The insights catalyzed by decades of medical practice as well as my own health problems challenged everything I learned in medical school and residency training about women’s health. Over the years, it became abundantly clear to me that premenstrual syndrome (PMS), pelvic pain, fibroid tumors, chronic vaginitis, breast problems, and menstrual cramps were related to the contexts of an individual woman’s life and her beliefs about herself and what she thought was possible in her life. All of these factors are associated with very real biochemical changes in our cells. Learning about their diets, work situations, and relationships often provided me with clues to the source of women’s distress—and, more important, what steps needed to be taken to relieve that distress. Over the years, I have learned to appreciate the thoughts, beliefs, and behavioral patterns behind medical conditions in ways that simply aren’t addressed in medical training. These insights are the missing link to optimal health on all levels.

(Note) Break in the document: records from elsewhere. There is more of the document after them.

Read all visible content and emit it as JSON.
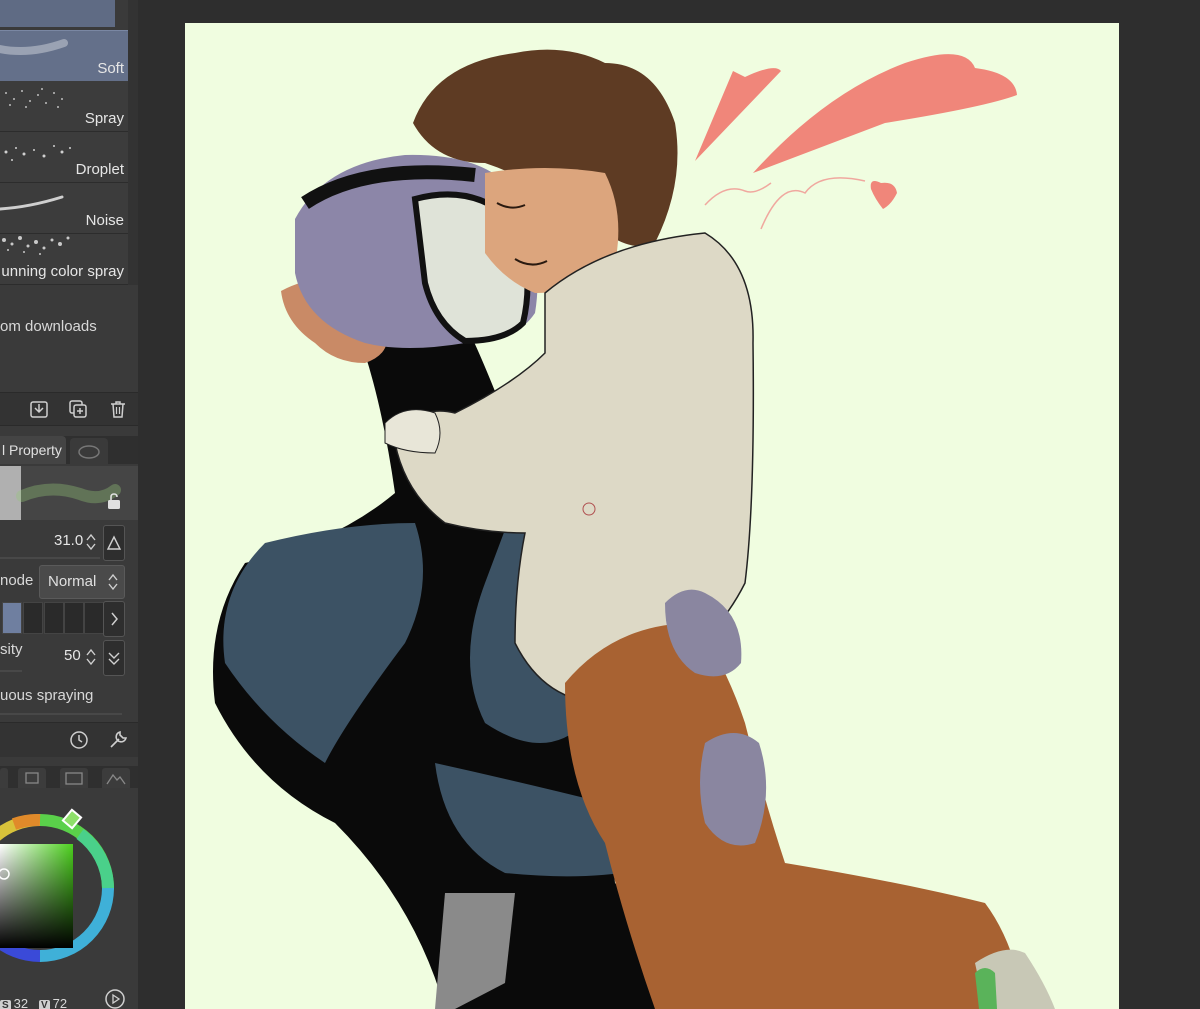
{
  "brushes": {
    "items": [
      {
        "label": "Soft",
        "selected": true
      },
      {
        "label": "Spray",
        "selected": false
      },
      {
        "label": "Droplet",
        "selected": false
      },
      {
        "label": "Noise",
        "selected": false
      },
      {
        "label": "unning color spray",
        "selected": false
      }
    ],
    "footer_link": "om downloads"
  },
  "brush_toolbar": {
    "icons": [
      "import-icon",
      "duplicate-icon",
      "trash-icon"
    ]
  },
  "tool_property": {
    "tab_label": "l Property",
    "brush_size": {
      "value": "31.0"
    },
    "blend_mode": {
      "label": "node",
      "value": "Normal"
    },
    "density": {
      "label": "sity",
      "value": "50"
    },
    "continuous_label": "uous spraying"
  },
  "color": {
    "current_hex": "#3f7a1f",
    "hsv_line": {
      "s_label": "S",
      "s_value": "32",
      "v_label": "V",
      "v_value": "72"
    }
  },
  "artwork": {
    "background": "#f0fde0",
    "heart_color": "#f0867a"
  }
}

As I have developed more sensitivity to these patterns of health and illness, I have come to the conclusion that without a commitment to looking at all aspects of our lives and accessing our power to change them, improving habits and diet alone is not enough to effect a permanent cure for conditions that have been present for a long time. I’ve worked with many women whose illnesses could not be ascribed simply to what they eat and could not be cured solely through medication or surgery. Following a special diet or running three miles a day won’t make a woman feel well if her health is being adversely influenced by a subconscious belief that she isn’t good enough, or that she is the wrong gender, or that it’s a woman’s lot in life to suffer. Or if she is living with a personality-disordered person who lacks empathy—individuals I refer to as energy vampires. If she has experienced incest and hasn’t allowed herself to feel the emotions that are often associated with that history, or if she was unwanted or abused as a child, then no prescription drugs exist that will heal that wound and the physical aftereffects that often result.
Excerpt from WOMEN’S BODIES, WOMEN’S WISDOM by Christiane Northrup, M.D., copyright © 2020, 2010, 2006, 1998, and 1994 by Christiane Northrup, M.D. Published by Bantam Books, an imprint of Random House, a division of Penguin Random House, LLC. All rights reserved. No part of this excerpt may be reproduced or reprinted without permission in writing from the publisher.